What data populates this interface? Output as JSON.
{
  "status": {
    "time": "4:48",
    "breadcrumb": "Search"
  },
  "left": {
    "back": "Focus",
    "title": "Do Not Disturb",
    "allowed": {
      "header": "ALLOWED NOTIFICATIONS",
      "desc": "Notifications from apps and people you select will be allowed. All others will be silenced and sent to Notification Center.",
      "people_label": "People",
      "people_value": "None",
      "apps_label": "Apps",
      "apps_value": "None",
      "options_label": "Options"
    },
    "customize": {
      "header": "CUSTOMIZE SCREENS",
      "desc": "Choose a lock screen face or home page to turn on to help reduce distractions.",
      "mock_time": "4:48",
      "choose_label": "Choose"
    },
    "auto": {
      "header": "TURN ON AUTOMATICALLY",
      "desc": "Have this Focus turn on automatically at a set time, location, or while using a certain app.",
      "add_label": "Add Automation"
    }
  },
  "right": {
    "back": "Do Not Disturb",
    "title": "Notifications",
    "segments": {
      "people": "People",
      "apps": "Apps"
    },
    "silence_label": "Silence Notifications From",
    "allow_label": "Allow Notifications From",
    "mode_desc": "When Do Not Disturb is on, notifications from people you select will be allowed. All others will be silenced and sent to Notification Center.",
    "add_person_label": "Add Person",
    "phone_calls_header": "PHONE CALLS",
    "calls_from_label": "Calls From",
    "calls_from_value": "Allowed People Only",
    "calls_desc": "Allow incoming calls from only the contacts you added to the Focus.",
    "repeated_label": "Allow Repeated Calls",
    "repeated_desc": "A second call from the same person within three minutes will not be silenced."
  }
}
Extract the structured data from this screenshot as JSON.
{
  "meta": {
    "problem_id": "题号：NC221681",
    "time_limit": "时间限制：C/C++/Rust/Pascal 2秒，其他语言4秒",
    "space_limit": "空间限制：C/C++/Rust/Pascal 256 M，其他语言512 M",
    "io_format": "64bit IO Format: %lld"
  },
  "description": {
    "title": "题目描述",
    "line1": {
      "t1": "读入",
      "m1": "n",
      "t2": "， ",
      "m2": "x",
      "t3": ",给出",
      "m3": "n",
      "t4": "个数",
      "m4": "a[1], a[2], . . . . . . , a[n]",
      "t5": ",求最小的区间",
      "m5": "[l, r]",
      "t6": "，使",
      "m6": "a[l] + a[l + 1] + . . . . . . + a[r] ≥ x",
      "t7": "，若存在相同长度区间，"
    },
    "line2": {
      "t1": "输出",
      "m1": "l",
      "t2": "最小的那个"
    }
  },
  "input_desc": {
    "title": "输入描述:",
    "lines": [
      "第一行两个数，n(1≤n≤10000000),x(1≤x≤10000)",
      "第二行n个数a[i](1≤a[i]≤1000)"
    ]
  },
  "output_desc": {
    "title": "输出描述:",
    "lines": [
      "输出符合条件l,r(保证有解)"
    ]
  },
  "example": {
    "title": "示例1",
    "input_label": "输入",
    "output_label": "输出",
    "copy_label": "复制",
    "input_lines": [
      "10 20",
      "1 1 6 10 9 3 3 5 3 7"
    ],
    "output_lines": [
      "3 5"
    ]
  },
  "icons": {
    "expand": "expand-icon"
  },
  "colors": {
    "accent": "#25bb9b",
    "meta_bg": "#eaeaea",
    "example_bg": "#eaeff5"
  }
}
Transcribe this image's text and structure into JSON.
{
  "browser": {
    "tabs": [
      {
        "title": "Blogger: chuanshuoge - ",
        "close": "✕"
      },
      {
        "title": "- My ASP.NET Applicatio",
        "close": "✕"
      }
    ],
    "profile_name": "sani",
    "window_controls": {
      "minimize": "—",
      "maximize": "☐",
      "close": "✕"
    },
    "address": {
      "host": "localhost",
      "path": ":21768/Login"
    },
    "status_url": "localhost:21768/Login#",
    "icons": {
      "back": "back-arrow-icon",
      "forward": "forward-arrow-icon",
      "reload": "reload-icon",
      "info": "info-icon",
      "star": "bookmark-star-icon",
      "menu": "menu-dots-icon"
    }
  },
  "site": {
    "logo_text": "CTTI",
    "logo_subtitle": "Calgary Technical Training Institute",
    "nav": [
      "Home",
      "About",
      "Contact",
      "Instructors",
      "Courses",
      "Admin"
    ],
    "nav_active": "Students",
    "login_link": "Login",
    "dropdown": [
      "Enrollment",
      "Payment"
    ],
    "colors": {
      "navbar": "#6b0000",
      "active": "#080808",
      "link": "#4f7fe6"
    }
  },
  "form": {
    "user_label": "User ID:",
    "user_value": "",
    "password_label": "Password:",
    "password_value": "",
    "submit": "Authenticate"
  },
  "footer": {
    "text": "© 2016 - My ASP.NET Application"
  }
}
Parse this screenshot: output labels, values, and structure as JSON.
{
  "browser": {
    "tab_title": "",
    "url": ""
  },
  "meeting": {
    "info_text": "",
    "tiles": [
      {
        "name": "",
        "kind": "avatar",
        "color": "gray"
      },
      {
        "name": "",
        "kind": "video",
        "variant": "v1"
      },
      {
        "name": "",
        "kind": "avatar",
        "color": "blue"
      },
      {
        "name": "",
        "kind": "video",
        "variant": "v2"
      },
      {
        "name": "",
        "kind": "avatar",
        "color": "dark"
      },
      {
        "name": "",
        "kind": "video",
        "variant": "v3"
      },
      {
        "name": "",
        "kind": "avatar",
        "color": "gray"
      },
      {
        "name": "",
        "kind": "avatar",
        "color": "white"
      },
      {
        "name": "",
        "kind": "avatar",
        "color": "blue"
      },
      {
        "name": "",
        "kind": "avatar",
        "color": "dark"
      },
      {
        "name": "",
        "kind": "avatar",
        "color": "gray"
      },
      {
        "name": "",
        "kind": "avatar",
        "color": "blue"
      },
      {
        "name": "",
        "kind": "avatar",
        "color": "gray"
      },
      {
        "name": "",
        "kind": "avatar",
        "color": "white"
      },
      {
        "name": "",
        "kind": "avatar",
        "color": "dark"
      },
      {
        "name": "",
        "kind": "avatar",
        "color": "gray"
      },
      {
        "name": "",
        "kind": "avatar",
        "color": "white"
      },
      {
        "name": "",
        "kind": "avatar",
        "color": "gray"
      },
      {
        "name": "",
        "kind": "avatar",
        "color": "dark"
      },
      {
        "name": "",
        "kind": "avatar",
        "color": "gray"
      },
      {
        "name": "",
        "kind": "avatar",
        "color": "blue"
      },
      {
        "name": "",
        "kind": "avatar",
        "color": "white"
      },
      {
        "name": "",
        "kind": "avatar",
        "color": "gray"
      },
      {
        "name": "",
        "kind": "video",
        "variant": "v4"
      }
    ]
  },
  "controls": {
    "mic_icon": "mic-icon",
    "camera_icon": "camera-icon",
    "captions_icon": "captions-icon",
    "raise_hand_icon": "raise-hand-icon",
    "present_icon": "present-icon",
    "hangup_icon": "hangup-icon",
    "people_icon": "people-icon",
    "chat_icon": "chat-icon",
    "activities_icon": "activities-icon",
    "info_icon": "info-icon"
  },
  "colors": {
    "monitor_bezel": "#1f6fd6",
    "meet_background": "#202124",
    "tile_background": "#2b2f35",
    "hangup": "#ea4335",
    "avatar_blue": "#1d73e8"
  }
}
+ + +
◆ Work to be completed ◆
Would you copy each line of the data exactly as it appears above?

◆ Solved exercise ◆
What data populates this interface? Output as JSON.
{
  "status": {
    "time": "4:48",
    "breadcrumb": "Search"
  },
  "left": {
    "back": "Focus",
    "title": "Do Not Disturb",
    "allowed": {
      "header": "ALLOWED NOTIFICATIONS",
      "desc": "Notifications from apps and people you select will be allowed. All others will be silenced and sent to Notification Center.",
      "people_label": "People",
      "people_value": "None",
      "apps_label": "Apps",
      "apps_value": "None",
      "options_label": "Options"
    },
    "customize": {
      "header": "CUSTOMIZE SCREENS",
      "desc": "Choose a lock screen face or home page to turn on to help reduce distractions.",
      "mock_time": "4:48",
      "choose_label": "Choose"
    },
    "auto": {
      "header": "TURN ON AUTOMATICALLY",
      "desc": "Have this Focus turn on automatically at a set time, location, or while using a certain app.",
      "add_label": "Add Automation"
    }
  },
  "right": {
    "back": "Do Not Disturb",
    "title": "Notifications",
    "segments": {
      "people": "People",
      "apps": "Apps"
    },
    "silence_label": "Silence Notifications From",
    "allow_label": "Allow Notifications From",
    "mode_desc": "When Do Not Disturb is on, notifications from people you select will be allowed. All others will be silenced and sent to Notification Center.",
    "add_person_label": "Add Person",
    "phone_calls_header": "PHONE CALLS",
    "calls_from_label": "Calls From",
    "calls_from_value": "Allowed People Only",
    "calls_desc": "Allow incoming calls from only the contacts you added to the Focus.",
    "repeated_label": "Allow Repeated Calls",
    "repeated_desc": "A second call from the same person within three minutes will not be silenced."
  }
}
Extract the structured data from this screenshot as JSON.
{
  "meta": {
    "problem_id": "题号：NC221681",
    "time_limit": "时间限制：C/C++/Rust/Pascal 2秒，其他语言4秒",
    "space_limit": "空间限制：C/C++/Rust/Pascal 256 M，其他语言512 M",
    "io_format": "64bit IO Format: %lld"
  },
  "description": {
    "title": "题目描述",
    "line1": {
      "t1": "读入",
      "m1": "n",
      "t2": "， ",
      "m2": "x",
      "t3": ",给出",
      "m3": "n",
      "t4": "个数",
      "m4": "a[1], a[2], . . . . . . , a[n]",
      "t5": ",求最小的区间",
      "m5": "[l, r]",
      "t6": "，使",
      "m6": "a[l] + a[l + 1] + . . . . . . + a[r] ≥ x",
      "t7": "，若存在相同长度区间，"
    },
    "line2": {
      "t1": "输出",
      "m1": "l",
      "t2": "最小的那个"
    }
  },
  "input_desc": {
    "title": "输入描述:",
    "lines": [
      "第一行两个数，n(1≤n≤10000000),x(1≤x≤10000)",
      "第二行n个数a[i](1≤a[i]≤1000)"
    ]
  },
  "output_desc": {
    "title": "输出描述:",
    "lines": [
      "输出符合条件l,r(保证有解)"
    ]
  },
  "example": {
    "title": "示例1",
    "input_label": "输入",
    "output_label": "输出",
    "copy_label": "复制",
    "input_lines": [
      "10 20",
      "1 1 6 10 9 3 3 5 3 7"
    ],
    "output_lines": [
      "3 5"
    ]
  },
  "icons": {
    "expand": "expand-icon"
  },
  "colors": {
    "accent": "#25bb9b",
    "meta_bg": "#eaeaea",
    "example_bg": "#eaeff5"
  }
}
Transcribe this image's text and structure into JSON.
{
  "browser": {
    "tabs": [
      {
        "title": "Blogger: chuanshuoge - ",
        "close": "✕"
      },
      {
        "title": "- My ASP.NET Applicatio",
        "close": "✕"
      }
    ],
    "profile_name": "sani",
    "window_controls": {
      "minimize": "—",
      "maximize": "☐",
      "close": "✕"
    },
    "address": {
      "host": "localhost",
      "path": ":21768/Login"
    },
    "status_url": "localhost:21768/Login#",
    "icons": {
      "back": "back-arrow-icon",
      "forward": "forward-arrow-icon",
      "reload": "reload-icon",
      "info": "info-icon",
      "star": "bookmark-star-icon",
      "menu": "menu-dots-icon"
    }
  },
  "site": {
    "logo_text": "CTTI",
    "logo_subtitle": "Calgary Technical Training Institute",
    "nav": [
      "Home",
      "About",
      "Contact",
      "Instructors",
      "Courses",
      "Admin"
    ],
    "nav_active": "Students",
    "login_link": "Login",
    "dropdown": [
      "Enrollment",
      "Payment"
    ],
    "colors": {
      "navbar": "#6b0000",
      "active": "#080808",
      "link": "#4f7fe6"
    }
  },
  "form": {
    "user_label": "User ID:",
    "user_value": "",
    "password_label": "Password:",
    "password_value": "",
    "submit": "Authenticate"
  },
  "footer": {
    "text": "© 2016 - My ASP.NET Application"
  }
}
Parse this screenshot: output labels, values, and structure as JSON.
{
  "browser": {
    "tab_title": "",
    "url": ""
  },
  "meeting": {
    "info_text": "",
    "tiles": [
      {
        "name": "",
        "kind": "avatar",
        "color": "gray"
      },
      {
        "name": "",
        "kind": "video",
        "variant": "v1"
      },
      {
        "name": "",
        "kind": "avatar",
        "color": "blue"
      },
      {
        "name": "",
        "kind": "video",
        "variant": "v2"
      },
      {
        "name": "",
        "kind": "avatar",
        "color": "dark"
      },
      {
        "name": "",
        "kind": "video",
        "variant": "v3"
      },
      {
        "name": "",
        "kind": "avatar",
        "color": "gray"
      },
      {
        "name": "",
        "kind": "avatar",
        "color": "white"
      },
      {
        "name": "",
        "kind": "avatar",
        "color": "blue"
      },
      {
        "name": "",
        "kind": "avatar",
        "color": "dark"
      },
      {
        "name": "",
        "kind": "avatar",
        "color": "gray"
      },
      {
        "name": "",
        "kind": "avatar",
        "color": "blue"
      },
      {
        "name": "",
        "kind": "avatar",
        "color": "gray"
      },
      {
        "name": "",
        "kind": "avatar",
        "color": "white"
      },
      {
        "name": "",
        "kind": "avatar",
        "color": "dark"
      },
      {
        "name": "",
        "kind": "avatar",
        "color": "gray"
      },
      {
        "name": "",
        "kind": "avatar",
        "color": "white"
      },
      {
        "name": "",
        "kind": "avatar",
        "color": "gray"
      },
      {
        "name": "",
        "kind": "avatar",
        "color": "dark"
      },
      {
        "name": "",
        "kind": "avatar",
        "color": "gray"
      },
      {
        "name": "",
        "kind": "avatar",
        "color": "blue"
      },
      {
        "name": "",
        "kind": "avatar",
        "color": "white"
      },
      {
        "name": "",
        "kind": "avatar",
        "color": "gray"
      },
      {
        "name": "",
        "kind": "video",
        "variant": "v4"
      }
    ]
  },
  "controls": {
    "mic_icon": "mic-icon",
    "camera_icon": "camera-icon",
    "captions_icon": "captions-icon",
    "raise_hand_icon": "raise-hand-icon",
    "present_icon": "present-icon",
    "hangup_icon": "hangup-icon",
    "people_icon": "people-icon",
    "chat_icon": "chat-icon",
    "activities_icon": "activities-icon",
    "info_icon": "info-icon"
  },
  "colors": {
    "monitor_bezel": "#1f6fd6",
    "meet_background": "#202124",
    "tile_background": "#2b2f35",
    "hangup": "#ea4335",
    "avatar_blue": "#1d73e8"
  }
}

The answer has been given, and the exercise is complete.